You will detect a USB port too, into which you are able to plug a memory stick full of tunes. The Fidelio B1 does not support any hi res music, but conventional-resolution WAV or MP3 files are good. If you are playing music through the Philips Fidelio B1, Bluetooth is fast to connect to your smartphone, and you’ll be able to stream any song saved on your own device. The Philips Fidelio B1 delivers a surprisingly broad spread of sound for its size. There are two drivers put at either end of the primary bar, with two more in the middle. Philips uses ‘ray’ technology to create a broad arc of sound, and a surround amplifier to power all channels (including the sub). For such a little unit it goes loud also, and, coupled with the broad soundstage, you will feel instantly drawn into the movie. There is a fair amount of detail – you can follow the pinging gunshots in the John Wick Blu ray, get a sense of the setting inside the refined Continental Hotel, and follow the deadpan dialogue. But that is where the good news ends. There is not a great deal of solid weight underpinning the Philips Fidelio B1’s sound and, consequently, sound effects do not make a pleasing impact or have strength of certainty when whizzing around the display.
The Philips has a skimpy demo, with a coarseness at the border of the mid-range that is challenging to smooth out even after running-in. Voices sound hollow, and our five star Samsung UE55KS9000 TV does a better job at producing strong, nuanced voices that sound natural and expressive. It may also make Keanu Reeves’s wooden delivery sound fairly expressive.

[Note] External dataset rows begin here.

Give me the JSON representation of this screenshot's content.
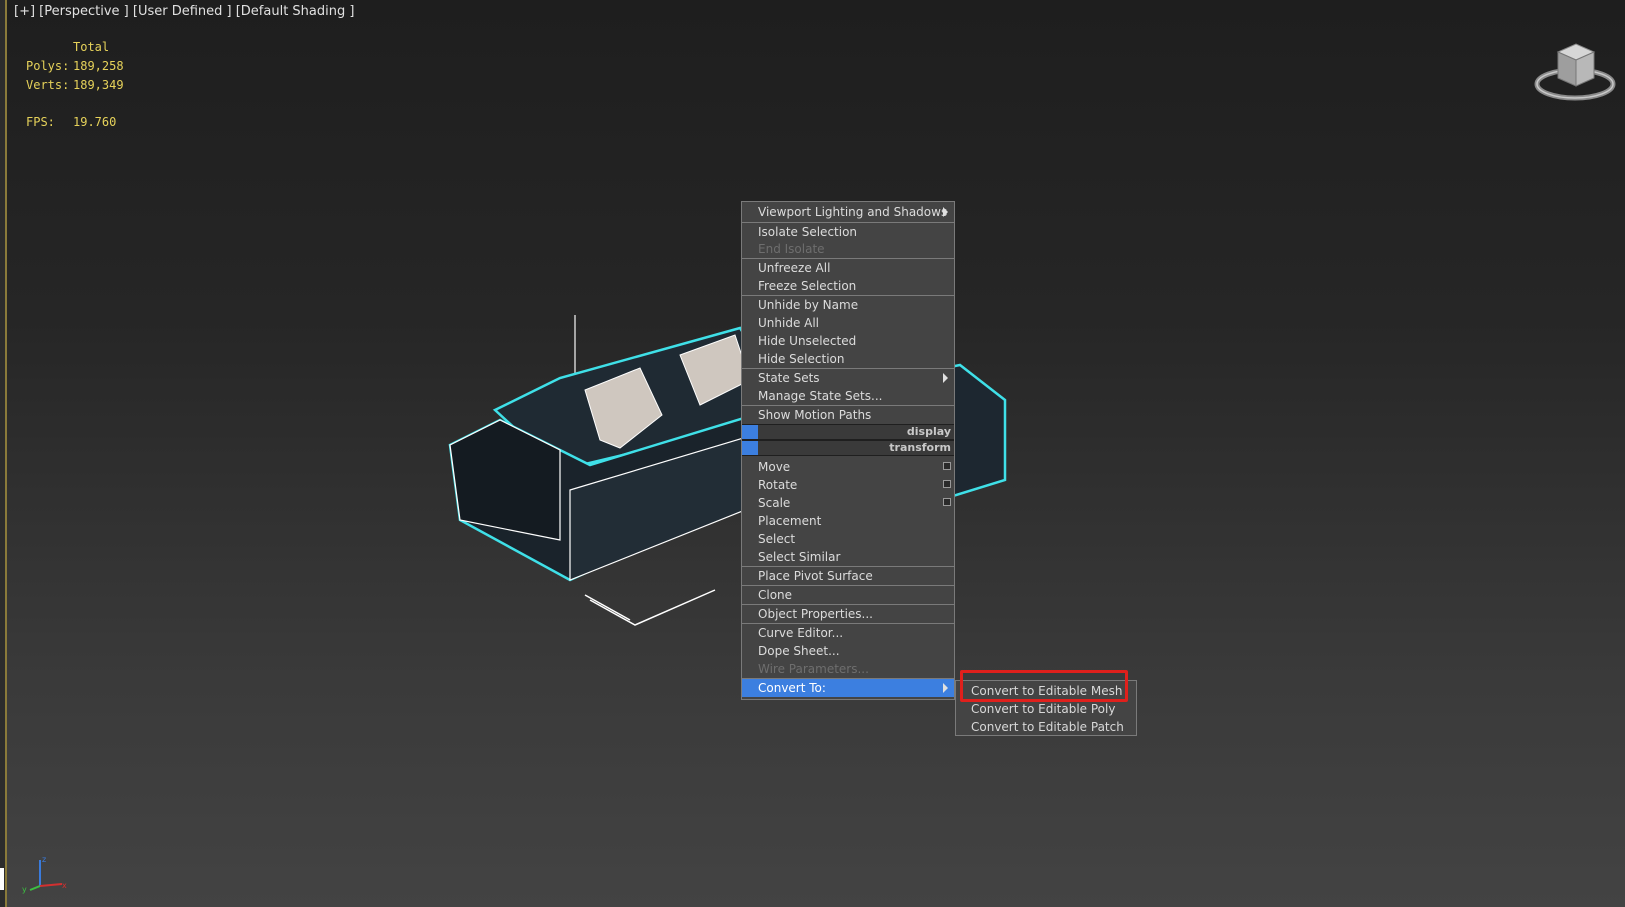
{
  "viewport": {
    "label": "[+] [Perspective ] [User Defined ] [Default Shading ]"
  },
  "stats": {
    "total_header": "Total",
    "polys_label": "Polys:",
    "polys_value": "189,258",
    "verts_label": "Verts:",
    "verts_value": "189,349",
    "fps_label": "FPS:",
    "fps_value": "19.760"
  },
  "quad_menu": {
    "items": [
      {
        "label": "Viewport Lighting and Shadows",
        "submenu": true
      },
      {
        "label": "Isolate Selection"
      },
      {
        "label": "End Isolate",
        "disabled": true
      },
      {
        "label": "Unfreeze All"
      },
      {
        "label": "Freeze Selection"
      },
      {
        "label": "Unhide by Name"
      },
      {
        "label": "Unhide All"
      },
      {
        "label": "Hide Unselected"
      },
      {
        "label": "Hide Selection"
      },
      {
        "label": "State Sets",
        "submenu": true
      },
      {
        "label": "Manage State Sets..."
      },
      {
        "label": "Show Motion Paths"
      },
      {
        "label": "Move",
        "options_box": true
      },
      {
        "label": "Rotate",
        "options_box": true
      },
      {
        "label": "Scale",
        "options_box": true
      },
      {
        "label": "Placement"
      },
      {
        "label": "Select"
      },
      {
        "label": "Select Similar"
      },
      {
        "label": "Place Pivot Surface"
      },
      {
        "label": "Clone"
      },
      {
        "label": "Object Properties..."
      },
      {
        "label": "Curve Editor..."
      },
      {
        "label": "Dope Sheet..."
      },
      {
        "label": "Wire Parameters...",
        "disabled": true
      },
      {
        "label": "Convert To:",
        "submenu": true,
        "highlighted": true
      }
    ],
    "headers": [
      "display",
      "transform"
    ]
  },
  "submenu": {
    "items": [
      {
        "label": "Convert to Editable Mesh"
      },
      {
        "label": "Convert to Editable Poly"
      },
      {
        "label": "Convert to Editable Patch"
      }
    ]
  },
  "colors": {
    "highlight": "#3c7fe0",
    "stats_text": "#e6d25a",
    "selection_outline": "#3fe0e8",
    "annotation_red": "#e0201c"
  }
}
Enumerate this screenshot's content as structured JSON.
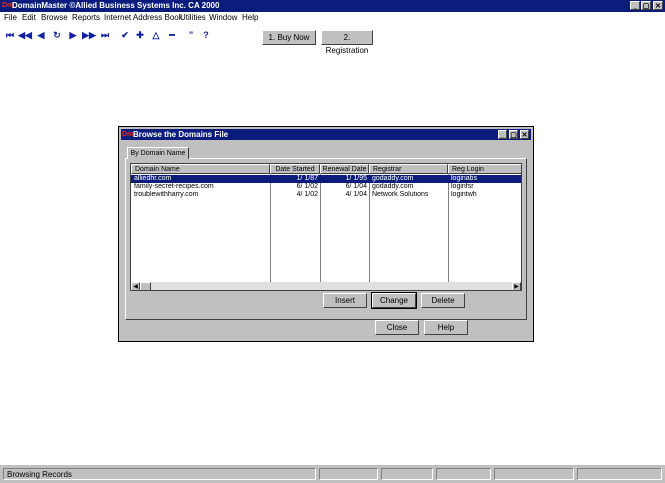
{
  "app": {
    "title": "DomainMaster ©Allied Business Systems Inc. CA 2000",
    "window_controls": [
      "_",
      "▢",
      "✕"
    ]
  },
  "menu": [
    "File",
    "Edit",
    "Browse",
    "Reports",
    "Internet Address Book",
    "Utilities",
    "Window",
    "Help"
  ],
  "toolbar": {
    "icons": [
      "first-record-icon",
      "previous-page-icon",
      "previous-record-icon",
      "refresh-icon",
      "next-record-icon",
      "next-page-icon",
      "last-record-icon",
      "check-icon",
      "add-icon",
      "triangle-icon",
      "remove-icon",
      "quote-icon",
      "help-icon"
    ],
    "buy_now": "1. Buy Now",
    "registration": "2. Registration"
  },
  "dialog": {
    "title": "Browse the Domains File",
    "tab": "By Domain Name",
    "columns": [
      "Domain Name",
      "Date Started",
      "Renewal Date",
      "Registrar",
      "Reg Login"
    ],
    "rows": [
      {
        "domain": "alliedhr.com",
        "started": "1/ 1/87",
        "renewal": "1/ 1/95",
        "registrar": "godaddy.com",
        "login": "loginabs",
        "selected": true
      },
      {
        "domain": "family-secret-recipes.com",
        "started": "6/ 1/02",
        "renewal": "6/ 1/04",
        "registrar": "godaddy.com",
        "login": "loginfsr",
        "selected": false
      },
      {
        "domain": "troublewithharry.com",
        "started": "4/ 1/02",
        "renewal": "4/ 1/04",
        "registrar": "Network Solutions",
        "login": "logintwh",
        "selected": false
      }
    ],
    "buttons": {
      "insert": "Insert",
      "change": "Change",
      "delete": "Delete",
      "close": "Close",
      "help": "Help"
    }
  },
  "status": {
    "text": "Browsing Records"
  },
  "colors": {
    "titlebar": "#0c1c7c",
    "face": "#c0c0c0",
    "selection": "#0c1c7c",
    "toolbar_icons": "#1020a0"
  }
}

We were anticipating a tremendous jump in sound quality, but the Philips Fidelio B1’s languid demonstration comes to the fore when playing movies or music. If the TV seems better on its own, you understand the soundbar is not doing its job. Play Talking Heads’ Stop Making Sense concert on DVD, and the Philips fights to keep tabs on the driving beat of Girlfriend Is Better. There is an effort to keep pace: bass notes are alluded to, but they do not reach too deep or rumble with texture. The borders of notes lack the precision and clarity of opponents like the Q Acoustics Media 4, which spoils the Philips’ ability to interpret tight, fast-moving beats. We had recommend staying in Music manner, as ‘Film’ thins the sound out – which, in the Fidelio B1’s event, isn’t a great thing. The slender, vulgar edge is emphasized and takes away any solidity that exists. The Philips Fidelio B1 draws us in with its enormous, open and broad sound, but does little to keep us captivated. The deficiency of rhythmic precision, penetration and a lousy manner with voices mean it is difficult to justify at the cost. We anticipate a performance we favor much more than the TV’s own loudspeakers. The Fidelio Philips Fidelio B1 is an excellent notion, but we expect Philips can do it better next time. And charge less for it.
Share This on Facebook